Stored dataset items:
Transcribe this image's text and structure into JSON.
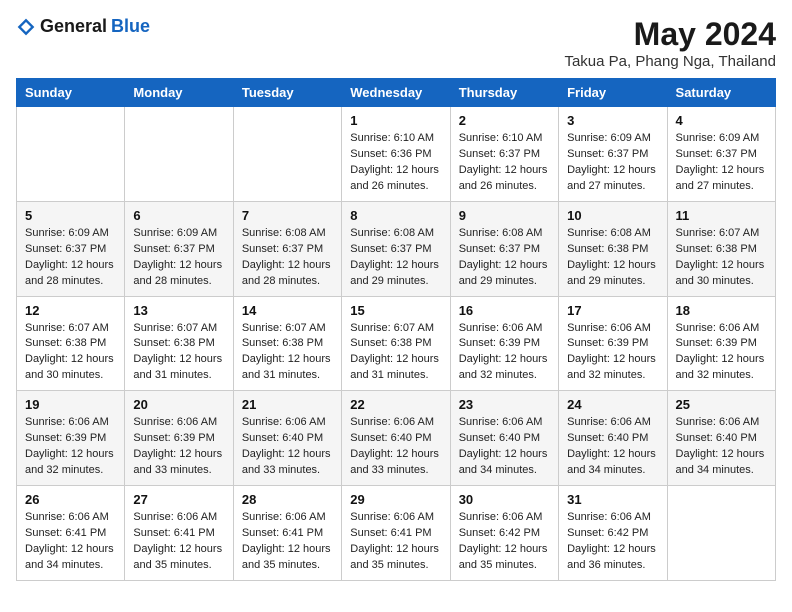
{
  "header": {
    "logo_general": "General",
    "logo_blue": "Blue",
    "month_title": "May 2024",
    "subtitle": "Takua Pa, Phang Nga, Thailand"
  },
  "weekdays": [
    "Sunday",
    "Monday",
    "Tuesday",
    "Wednesday",
    "Thursday",
    "Friday",
    "Saturday"
  ],
  "weeks": [
    [
      {
        "day": "",
        "sunrise": "",
        "sunset": "",
        "daylight": ""
      },
      {
        "day": "",
        "sunrise": "",
        "sunset": "",
        "daylight": ""
      },
      {
        "day": "",
        "sunrise": "",
        "sunset": "",
        "daylight": ""
      },
      {
        "day": "1",
        "sunrise": "Sunrise: 6:10 AM",
        "sunset": "Sunset: 6:36 PM",
        "daylight": "Daylight: 12 hours and 26 minutes."
      },
      {
        "day": "2",
        "sunrise": "Sunrise: 6:10 AM",
        "sunset": "Sunset: 6:37 PM",
        "daylight": "Daylight: 12 hours and 26 minutes."
      },
      {
        "day": "3",
        "sunrise": "Sunrise: 6:09 AM",
        "sunset": "Sunset: 6:37 PM",
        "daylight": "Daylight: 12 hours and 27 minutes."
      },
      {
        "day": "4",
        "sunrise": "Sunrise: 6:09 AM",
        "sunset": "Sunset: 6:37 PM",
        "daylight": "Daylight: 12 hours and 27 minutes."
      }
    ],
    [
      {
        "day": "5",
        "sunrise": "Sunrise: 6:09 AM",
        "sunset": "Sunset: 6:37 PM",
        "daylight": "Daylight: 12 hours and 28 minutes."
      },
      {
        "day": "6",
        "sunrise": "Sunrise: 6:09 AM",
        "sunset": "Sunset: 6:37 PM",
        "daylight": "Daylight: 12 hours and 28 minutes."
      },
      {
        "day": "7",
        "sunrise": "Sunrise: 6:08 AM",
        "sunset": "Sunset: 6:37 PM",
        "daylight": "Daylight: 12 hours and 28 minutes."
      },
      {
        "day": "8",
        "sunrise": "Sunrise: 6:08 AM",
        "sunset": "Sunset: 6:37 PM",
        "daylight": "Daylight: 12 hours and 29 minutes."
      },
      {
        "day": "9",
        "sunrise": "Sunrise: 6:08 AM",
        "sunset": "Sunset: 6:37 PM",
        "daylight": "Daylight: 12 hours and 29 minutes."
      },
      {
        "day": "10",
        "sunrise": "Sunrise: 6:08 AM",
        "sunset": "Sunset: 6:38 PM",
        "daylight": "Daylight: 12 hours and 29 minutes."
      },
      {
        "day": "11",
        "sunrise": "Sunrise: 6:07 AM",
        "sunset": "Sunset: 6:38 PM",
        "daylight": "Daylight: 12 hours and 30 minutes."
      }
    ],
    [
      {
        "day": "12",
        "sunrise": "Sunrise: 6:07 AM",
        "sunset": "Sunset: 6:38 PM",
        "daylight": "Daylight: 12 hours and 30 minutes."
      },
      {
        "day": "13",
        "sunrise": "Sunrise: 6:07 AM",
        "sunset": "Sunset: 6:38 PM",
        "daylight": "Daylight: 12 hours and 31 minutes."
      },
      {
        "day": "14",
        "sunrise": "Sunrise: 6:07 AM",
        "sunset": "Sunset: 6:38 PM",
        "daylight": "Daylight: 12 hours and 31 minutes."
      },
      {
        "day": "15",
        "sunrise": "Sunrise: 6:07 AM",
        "sunset": "Sunset: 6:38 PM",
        "daylight": "Daylight: 12 hours and 31 minutes."
      },
      {
        "day": "16",
        "sunrise": "Sunrise: 6:06 AM",
        "sunset": "Sunset: 6:39 PM",
        "daylight": "Daylight: 12 hours and 32 minutes."
      },
      {
        "day": "17",
        "sunrise": "Sunrise: 6:06 AM",
        "sunset": "Sunset: 6:39 PM",
        "daylight": "Daylight: 12 hours and 32 minutes."
      },
      {
        "day": "18",
        "sunrise": "Sunrise: 6:06 AM",
        "sunset": "Sunset: 6:39 PM",
        "daylight": "Daylight: 12 hours and 32 minutes."
      }
    ],
    [
      {
        "day": "19",
        "sunrise": "Sunrise: 6:06 AM",
        "sunset": "Sunset: 6:39 PM",
        "daylight": "Daylight: 12 hours and 32 minutes."
      },
      {
        "day": "20",
        "sunrise": "Sunrise: 6:06 AM",
        "sunset": "Sunset: 6:39 PM",
        "daylight": "Daylight: 12 hours and 33 minutes."
      },
      {
        "day": "21",
        "sunrise": "Sunrise: 6:06 AM",
        "sunset": "Sunset: 6:40 PM",
        "daylight": "Daylight: 12 hours and 33 minutes."
      },
      {
        "day": "22",
        "sunrise": "Sunrise: 6:06 AM",
        "sunset": "Sunset: 6:40 PM",
        "daylight": "Daylight: 12 hours and 33 minutes."
      },
      {
        "day": "23",
        "sunrise": "Sunrise: 6:06 AM",
        "sunset": "Sunset: 6:40 PM",
        "daylight": "Daylight: 12 hours and 34 minutes."
      },
      {
        "day": "24",
        "sunrise": "Sunrise: 6:06 AM",
        "sunset": "Sunset: 6:40 PM",
        "daylight": "Daylight: 12 hours and 34 minutes."
      },
      {
        "day": "25",
        "sunrise": "Sunrise: 6:06 AM",
        "sunset": "Sunset: 6:40 PM",
        "daylight": "Daylight: 12 hours and 34 minutes."
      }
    ],
    [
      {
        "day": "26",
        "sunrise": "Sunrise: 6:06 AM",
        "sunset": "Sunset: 6:41 PM",
        "daylight": "Daylight: 12 hours and 34 minutes."
      },
      {
        "day": "27",
        "sunrise": "Sunrise: 6:06 AM",
        "sunset": "Sunset: 6:41 PM",
        "daylight": "Daylight: 12 hours and 35 minutes."
      },
      {
        "day": "28",
        "sunrise": "Sunrise: 6:06 AM",
        "sunset": "Sunset: 6:41 PM",
        "daylight": "Daylight: 12 hours and 35 minutes."
      },
      {
        "day": "29",
        "sunrise": "Sunrise: 6:06 AM",
        "sunset": "Sunset: 6:41 PM",
        "daylight": "Daylight: 12 hours and 35 minutes."
      },
      {
        "day": "30",
        "sunrise": "Sunrise: 6:06 AM",
        "sunset": "Sunset: 6:42 PM",
        "daylight": "Daylight: 12 hours and 35 minutes."
      },
      {
        "day": "31",
        "sunrise": "Sunrise: 6:06 AM",
        "sunset": "Sunset: 6:42 PM",
        "daylight": "Daylight: 12 hours and 36 minutes."
      },
      {
        "day": "",
        "sunrise": "",
        "sunset": "",
        "daylight": ""
      }
    ]
  ]
}
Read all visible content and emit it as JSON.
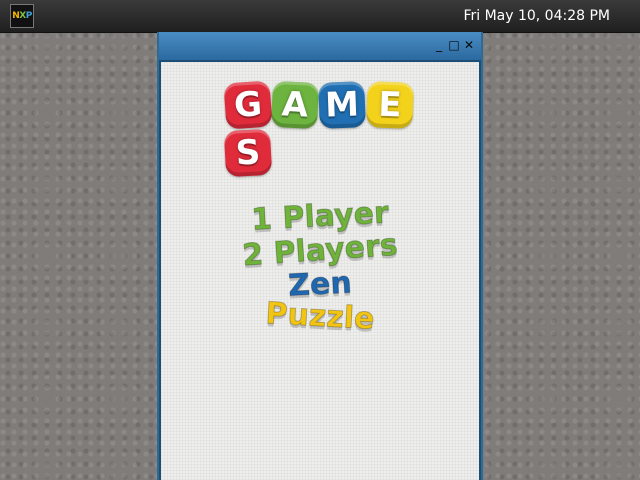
{
  "topbar": {
    "logo_text": "NXP",
    "clock": "Fri May 10, 04:28 PM"
  },
  "window": {
    "controls": {
      "minimize": "_",
      "maximize": "□",
      "close": "✕"
    }
  },
  "game": {
    "title_letters": [
      "G",
      "A",
      "M",
      "E",
      "S"
    ],
    "tile_colors": [
      "#e02b3b",
      "#6cb33f",
      "#1f6fb2",
      "#f3d21b",
      "#e02b3b"
    ],
    "menu": [
      {
        "label": "1 Player",
        "color": "#6fb33a"
      },
      {
        "label": "2 Players",
        "color": "#6fb33a"
      },
      {
        "label": "Zen",
        "color": "#1f68b0"
      },
      {
        "label": "Puzzle",
        "color": "#f2c514"
      }
    ]
  }
}
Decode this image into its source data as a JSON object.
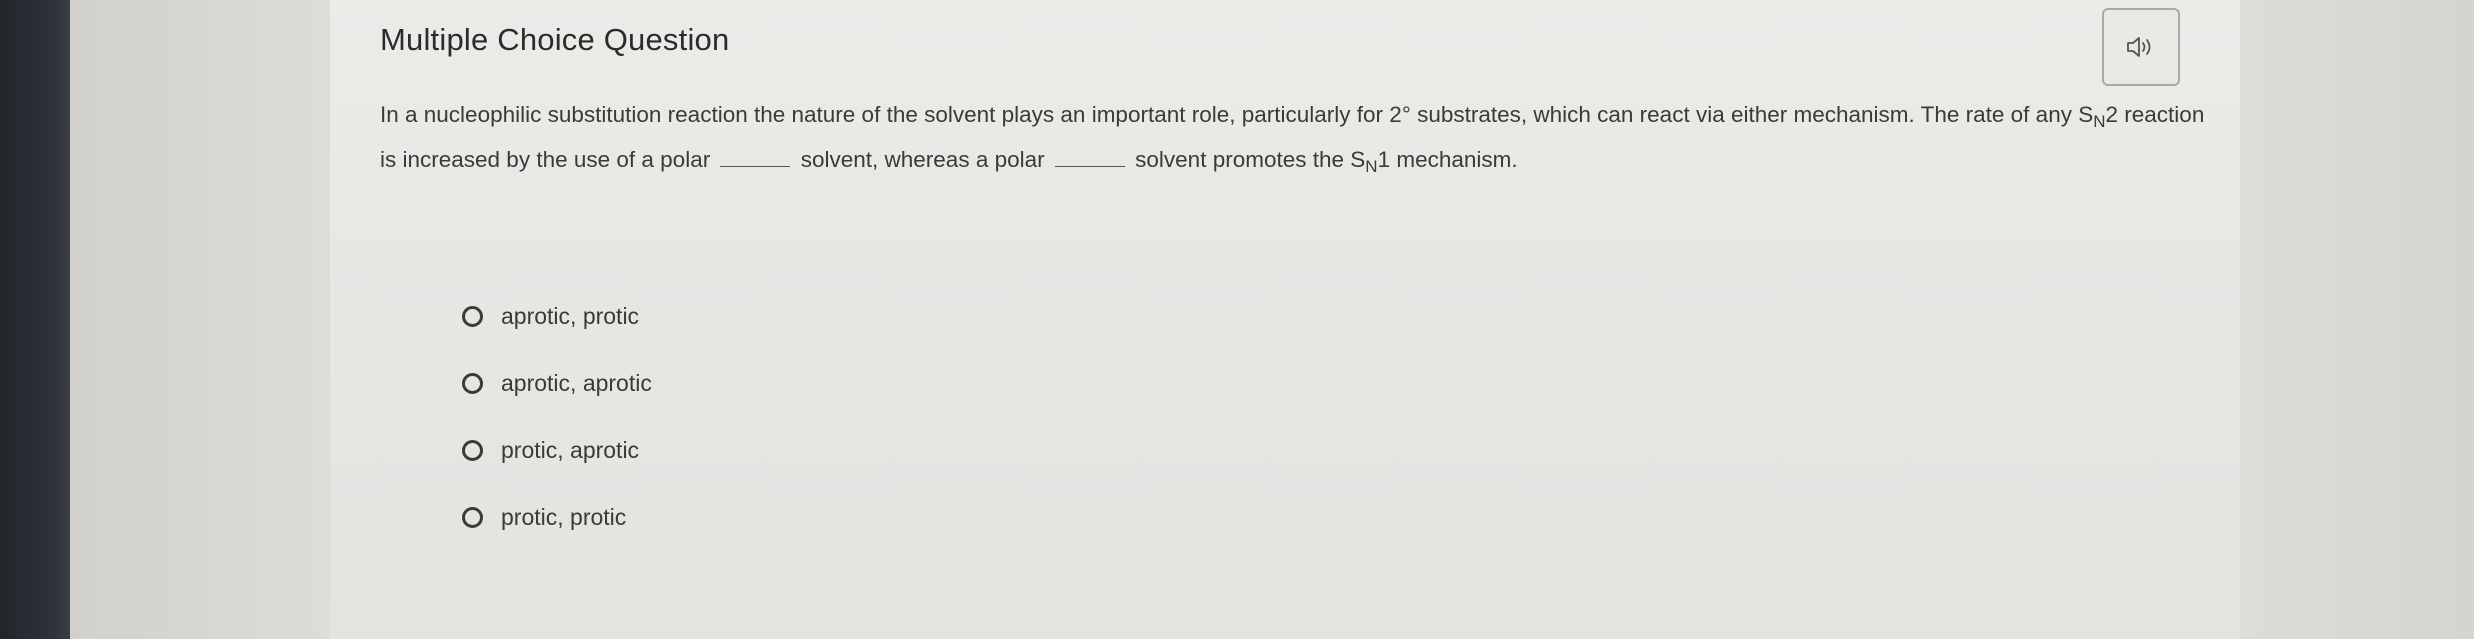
{
  "question": {
    "title": "Multiple Choice Question",
    "text_part1": "In a nucleophilic substitution reaction the nature of the solvent plays an important role, particularly for 2° substrates, which can react via either mechanism. The rate of any S",
    "sub1": "N",
    "text_part2": "2 reaction is increased by the use of a polar",
    "text_part3": "solvent, whereas a polar",
    "text_part4": "solvent promotes the S",
    "sub2": "N",
    "text_part5": "1 mechanism."
  },
  "audio_button": {
    "icon": "speaker-icon"
  },
  "choices": [
    {
      "label": "aprotic, protic",
      "selected": false
    },
    {
      "label": "aprotic, aprotic",
      "selected": false
    },
    {
      "label": "protic, aprotic",
      "selected": false
    },
    {
      "label": "protic, protic",
      "selected": false
    }
  ],
  "colors": {
    "text": "#3a3a3a",
    "card_background": "#ebeae7",
    "dark_edge": "#2a2d33"
  }
}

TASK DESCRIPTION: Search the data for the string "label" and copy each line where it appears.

SOLVED PROBLEM:
        "label": "1 Player",
        "label": "2 Players",
        "label": "Zen",
        "label": "Puzzle",
      "label": "aprotic, protic",
      "label": "aprotic, aprotic",
      "label": "protic, aprotic",
      "label": "protic, protic",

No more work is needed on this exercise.